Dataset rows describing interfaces
----------

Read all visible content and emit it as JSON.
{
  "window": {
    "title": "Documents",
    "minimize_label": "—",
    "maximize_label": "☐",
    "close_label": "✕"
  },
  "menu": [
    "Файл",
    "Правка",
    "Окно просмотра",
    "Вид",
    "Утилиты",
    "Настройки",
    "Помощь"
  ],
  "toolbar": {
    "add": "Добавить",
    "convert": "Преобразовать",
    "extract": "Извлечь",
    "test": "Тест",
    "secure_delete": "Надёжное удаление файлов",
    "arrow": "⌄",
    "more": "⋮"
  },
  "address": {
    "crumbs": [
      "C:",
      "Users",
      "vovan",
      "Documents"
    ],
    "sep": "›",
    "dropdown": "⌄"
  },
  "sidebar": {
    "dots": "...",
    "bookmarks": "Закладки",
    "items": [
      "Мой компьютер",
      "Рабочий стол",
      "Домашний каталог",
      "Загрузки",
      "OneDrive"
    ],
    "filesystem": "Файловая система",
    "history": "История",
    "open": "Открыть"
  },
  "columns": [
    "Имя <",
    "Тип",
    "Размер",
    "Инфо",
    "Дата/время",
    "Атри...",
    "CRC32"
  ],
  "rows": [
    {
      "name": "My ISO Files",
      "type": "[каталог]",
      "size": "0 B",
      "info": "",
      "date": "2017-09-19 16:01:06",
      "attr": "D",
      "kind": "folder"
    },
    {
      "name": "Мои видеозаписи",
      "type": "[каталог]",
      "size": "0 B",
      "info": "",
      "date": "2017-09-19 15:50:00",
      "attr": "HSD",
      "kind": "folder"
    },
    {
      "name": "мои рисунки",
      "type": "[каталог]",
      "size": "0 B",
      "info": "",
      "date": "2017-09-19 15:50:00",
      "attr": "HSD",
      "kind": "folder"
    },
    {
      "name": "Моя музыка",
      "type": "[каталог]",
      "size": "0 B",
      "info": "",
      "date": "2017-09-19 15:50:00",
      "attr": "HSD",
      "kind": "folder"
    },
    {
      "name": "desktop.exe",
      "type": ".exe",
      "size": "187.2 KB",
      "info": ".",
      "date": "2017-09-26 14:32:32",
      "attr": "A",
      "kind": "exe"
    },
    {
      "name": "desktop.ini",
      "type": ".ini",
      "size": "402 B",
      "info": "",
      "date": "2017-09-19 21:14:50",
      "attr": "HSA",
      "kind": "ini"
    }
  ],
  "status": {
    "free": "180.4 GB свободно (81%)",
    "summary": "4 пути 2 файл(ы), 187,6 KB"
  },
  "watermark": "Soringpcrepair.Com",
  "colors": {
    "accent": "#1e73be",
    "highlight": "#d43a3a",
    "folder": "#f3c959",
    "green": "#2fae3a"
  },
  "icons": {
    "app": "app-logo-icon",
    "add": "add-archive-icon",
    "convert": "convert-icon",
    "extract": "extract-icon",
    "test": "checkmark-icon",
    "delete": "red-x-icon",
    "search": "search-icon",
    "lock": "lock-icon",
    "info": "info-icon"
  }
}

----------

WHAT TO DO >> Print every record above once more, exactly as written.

RESULT OF THE EXERCISE >>
Read all visible content and emit it as JSON.
{
  "window": {
    "title": "Documents",
    "minimize_label": "—",
    "maximize_label": "☐",
    "close_label": "✕"
  },
  "menu": [
    "Файл",
    "Правка",
    "Окно просмотра",
    "Вид",
    "Утилиты",
    "Настройки",
    "Помощь"
  ],
  "toolbar": {
    "add": "Добавить",
    "convert": "Преобразовать",
    "extract": "Извлечь",
    "test": "Тест",
    "secure_delete": "Надёжное удаление файлов",
    "arrow": "⌄",
    "more": "⋮"
  },
  "address": {
    "crumbs": [
      "C:",
      "Users",
      "vovan",
      "Documents"
    ],
    "sep": "›",
    "dropdown": "⌄"
  },
  "sidebar": {
    "dots": "...",
    "bookmarks": "Закладки",
    "items": [
      "Мой компьютер",
      "Рабочий стол",
      "Домашний каталог",
      "Загрузки",
      "OneDrive"
    ],
    "filesystem": "Файловая система",
    "history": "История",
    "open": "Открыть"
  },
  "columns": [
    "Имя <",
    "Тип",
    "Размер",
    "Инфо",
    "Дата/время",
    "Атри...",
    "CRC32"
  ],
  "rows": [
    {
      "name": "My ISO Files",
      "type": "[каталог]",
      "size": "0 B",
      "info": "",
      "date": "2017-09-19 16:01:06",
      "attr": "D",
      "kind": "folder"
    },
    {
      "name": "Мои видеозаписи",
      "type": "[каталог]",
      "size": "0 B",
      "info": "",
      "date": "2017-09-19 15:50:00",
      "attr": "HSD",
      "kind": "folder"
    },
    {
      "name": "мои рисунки",
      "type": "[каталог]",
      "size": "0 B",
      "info": "",
      "date": "2017-09-19 15:50:00",
      "attr": "HSD",
      "kind": "folder"
    },
    {
      "name": "Моя музыка",
      "type": "[каталог]",
      "size": "0 B",
      "info": "",
      "date": "2017-09-19 15:50:00",
      "attr": "HSD",
      "kind": "folder"
    },
    {
      "name": "desktop.exe",
      "type": ".exe",
      "size": "187.2 KB",
      "info": ".",
      "date": "2017-09-26 14:32:32",
      "attr": "A",
      "kind": "exe"
    },
    {
      "name": "desktop.ini",
      "type": ".ini",
      "size": "402 B",
      "info": "",
      "date": "2017-09-19 21:14:50",
      "attr": "HSA",
      "kind": "ini"
    }
  ],
  "status": {
    "free": "180.4 GB свободно (81%)",
    "summary": "4 пути 2 файл(ы), 187,6 KB"
  },
  "watermark": "Soringpcrepair.Com",
  "colors": {
    "accent": "#1e73be",
    "highlight": "#d43a3a",
    "folder": "#f3c959",
    "green": "#2fae3a"
  },
  "icons": {
    "app": "app-logo-icon",
    "add": "add-archive-icon",
    "convert": "convert-icon",
    "extract": "extract-icon",
    "test": "checkmark-icon",
    "delete": "red-x-icon",
    "search": "search-icon",
    "lock": "lock-icon",
    "info": "info-icon"
  }
}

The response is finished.